══ Information shown

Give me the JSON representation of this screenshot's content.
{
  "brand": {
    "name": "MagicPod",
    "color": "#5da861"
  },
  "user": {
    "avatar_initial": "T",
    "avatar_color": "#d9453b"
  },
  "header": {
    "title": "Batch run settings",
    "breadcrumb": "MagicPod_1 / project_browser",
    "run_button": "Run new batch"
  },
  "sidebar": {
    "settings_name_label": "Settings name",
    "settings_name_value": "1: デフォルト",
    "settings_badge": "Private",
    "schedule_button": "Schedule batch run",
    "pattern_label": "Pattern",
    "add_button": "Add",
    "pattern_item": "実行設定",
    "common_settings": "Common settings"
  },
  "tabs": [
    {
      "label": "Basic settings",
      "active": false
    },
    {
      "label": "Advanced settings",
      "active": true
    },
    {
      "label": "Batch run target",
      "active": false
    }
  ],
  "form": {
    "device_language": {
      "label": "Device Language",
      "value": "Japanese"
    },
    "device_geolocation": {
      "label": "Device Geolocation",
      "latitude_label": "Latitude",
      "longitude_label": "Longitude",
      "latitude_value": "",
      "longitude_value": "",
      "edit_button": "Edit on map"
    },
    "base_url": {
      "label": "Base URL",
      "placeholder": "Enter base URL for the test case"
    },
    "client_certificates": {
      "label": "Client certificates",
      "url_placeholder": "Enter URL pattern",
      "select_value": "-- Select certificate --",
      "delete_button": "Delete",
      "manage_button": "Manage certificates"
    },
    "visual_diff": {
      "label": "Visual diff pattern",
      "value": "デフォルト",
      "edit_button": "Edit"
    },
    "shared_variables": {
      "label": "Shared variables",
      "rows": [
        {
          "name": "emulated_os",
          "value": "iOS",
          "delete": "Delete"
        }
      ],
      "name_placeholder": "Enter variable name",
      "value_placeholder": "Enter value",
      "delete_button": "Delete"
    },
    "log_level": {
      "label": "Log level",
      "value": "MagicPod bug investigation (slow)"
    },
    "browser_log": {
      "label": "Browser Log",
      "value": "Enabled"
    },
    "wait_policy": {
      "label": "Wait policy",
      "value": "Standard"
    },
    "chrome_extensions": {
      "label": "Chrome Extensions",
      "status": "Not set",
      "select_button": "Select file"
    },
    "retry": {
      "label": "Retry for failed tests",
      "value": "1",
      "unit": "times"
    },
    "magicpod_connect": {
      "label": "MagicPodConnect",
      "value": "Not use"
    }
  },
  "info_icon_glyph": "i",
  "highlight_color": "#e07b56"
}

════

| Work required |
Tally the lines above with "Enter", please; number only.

| Solution below |
4